Come Hear NC, which spent $15,000 to be an AmericanaFest sponsor this year, is the public facing component of an effort by the North Carolina Arts Council and the Department of Natural and Cultural Resources to bolster music awareness and engagement in the state. "It started in 2019 when our Governor, Roy Cooper, declared 2019 as the Year of Music," said the department's deputy secretary Staci Meyer at Saturday's Yep Roc day party. Late last year, the state sponsored and spread the word about a NC-focused music issue of the Oxford American, with stories about Nina Simone, James Taylor, Rhiannon Giddens and others. "That was our first big piece that we rolled out," Meyer said. "We’ve been doing content for 365 days this year. We sponsored festivals and concerts. Our Governor and First Lady host Music At The Mansion, (a concert series) which has been really successful. We’ve had artists, very well known, and some not so well known."
Meyer clarifies that while reaching potential musical tourists to the state is one aspect of the program, Come Hear NC is at least as focused at the state's own citizens, particularly school kids in rural areas. Traditional Arts Programs cover Appalachian music in the west, blues in the piedmont and R&B/funk in and around Kinston in the east, where James Brown's sax player Maceo Parker is involved in music education. "So whatever music is special to that community, those children are learning that at a very low cost or free program, where instruments are provided and the musicians of their community are sitting with them knee-to-knee and teaching them music," Meyer says. "That protects our cultural history and it tells our music story from generation to generation.”
Songwriter Robinson sees the program as a vital counterpart to the heavy emphasis in the schools on science and math. "As somebody who came up in the school system, in middle and high school bands and arts programs, I saw even then how they were working on shoestring budgets," she told WMOT. "So to me, any effort to highlight our history to teach our history of music – to encourage the continued evolution of music in North Carolina, to me they’re doing great work. It was much needed. Money matters. Funding matters. So I’m so happy to see this is happening in an official capacity.”
This North Carolinian's personal favorite AmericanaFest moment came at Friday night's state showcase at the Mercy Lounge. Don Dixon, Mitch Easter and Chris Stamey - all songwriters, producers and former members of Southern power pop bands Let's Active, The dB's and Arrogance - played a set together, including the beloved old jangle pop nuggets "Every Word Means No" and "Waters Part." For those of us who came of age in the Triangle area in the 1980s, it was a time tunnel back to some important musical awakenings, even as the bluegrass and folk of Western NC awaited my deeper discovery.

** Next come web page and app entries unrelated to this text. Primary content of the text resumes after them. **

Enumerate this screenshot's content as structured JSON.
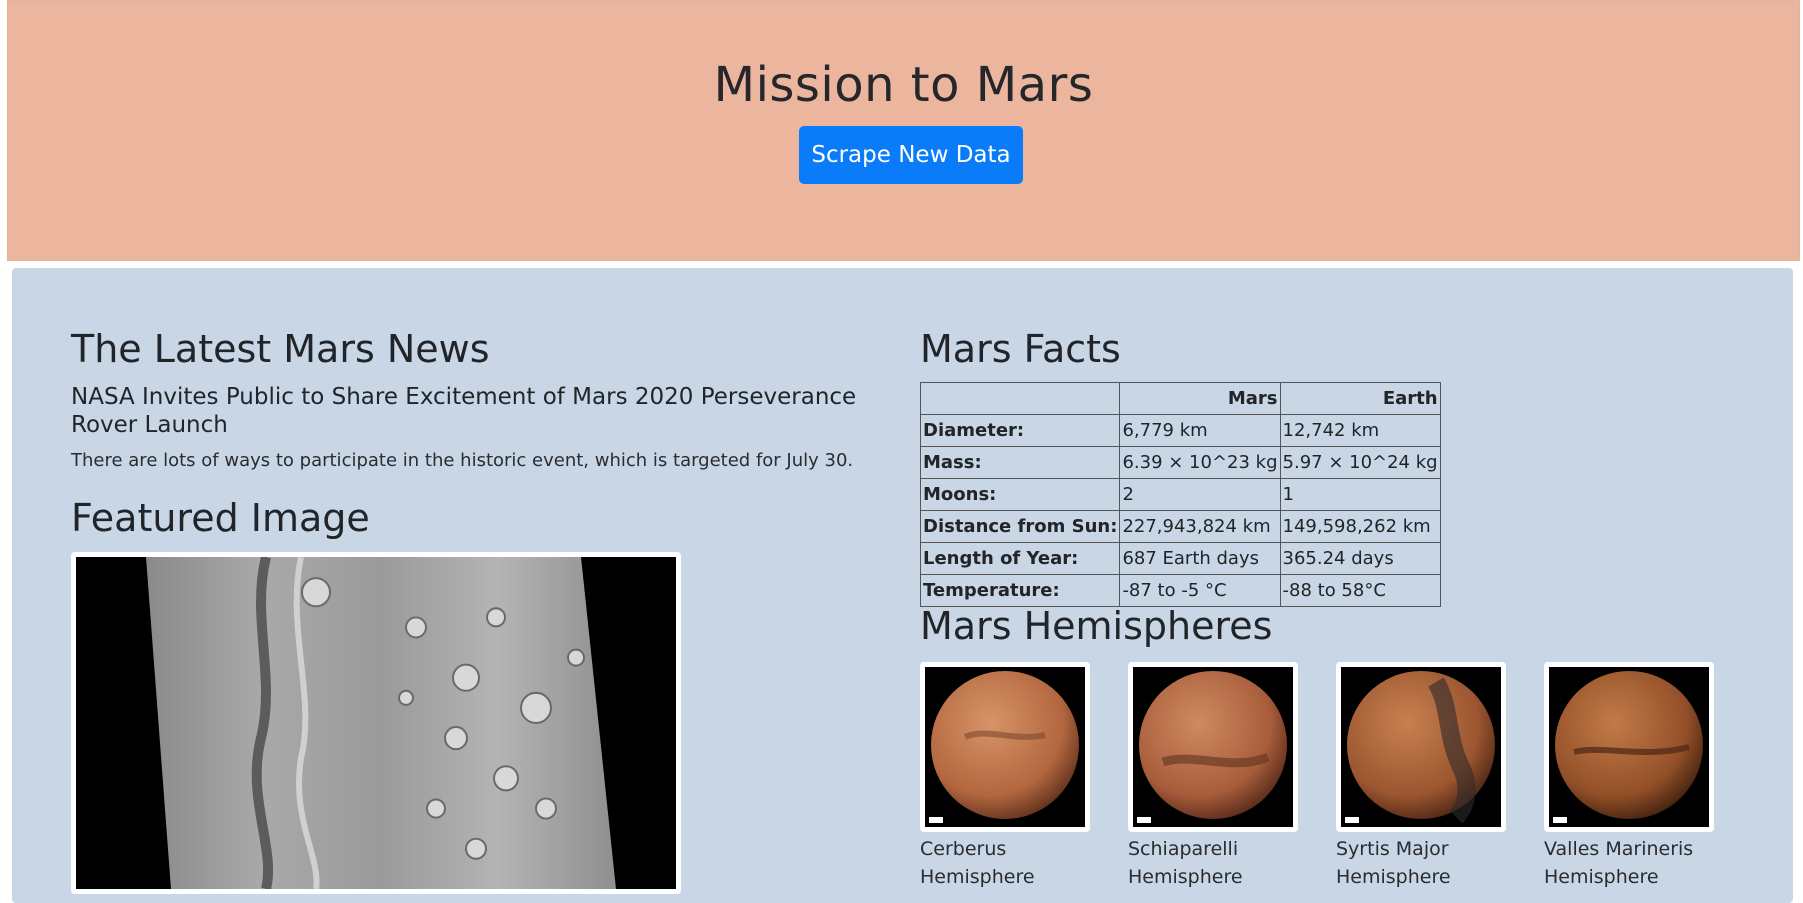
{
  "header": {
    "title": "Mission to Mars",
    "scrape_button": "Scrape New Data"
  },
  "news": {
    "heading": "The Latest Mars News",
    "title": "NASA Invites Public to Share Excitement of Mars 2020 Perseverance Rover Launch",
    "paragraph": "There are lots of ways to participate in the historic event, which is targeted for July 30."
  },
  "featured": {
    "heading": "Featured Image"
  },
  "facts": {
    "heading": "Mars Facts",
    "columns": [
      "",
      "Mars",
      "Earth"
    ],
    "rows": [
      {
        "label": "Diameter:",
        "mars": "6,779 km",
        "earth": "12,742 km"
      },
      {
        "label": "Mass:",
        "mars": "6.39 × 10^23 kg",
        "earth": "5.97 × 10^24 kg"
      },
      {
        "label": "Moons:",
        "mars": "2",
        "earth": "1"
      },
      {
        "label": "Distance from Sun:",
        "mars": "227,943,824 km",
        "earth": "149,598,262 km"
      },
      {
        "label": "Length of Year:",
        "mars": "687 Earth days",
        "earth": "365.24 days"
      },
      {
        "label": "Temperature:",
        "mars": "-87 to -5 °C",
        "earth": "-88 to 58°C"
      }
    ]
  },
  "hemispheres": {
    "heading": "Mars Hemispheres",
    "items": [
      {
        "line1": "Cerberus",
        "line2": "Hemisphere"
      },
      {
        "line1": "Schiaparelli",
        "line2": "Hemisphere"
      },
      {
        "line1": "Syrtis Major",
        "line2": "Hemisphere"
      },
      {
        "line1": "Valles Marineris",
        "line2": "Hemisphere"
      }
    ]
  }
}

You can find Come Hear NC's 365 days of musical content here. One of the newest features Jim Lauderdale recording his new single "When Carolina Comes Home Again" here. The 30th gathering of the International Bluegrass Music Association starts on Monday in Raleigh, culminating in the Wide Open Bluegrass Festival on Friday and Saturday.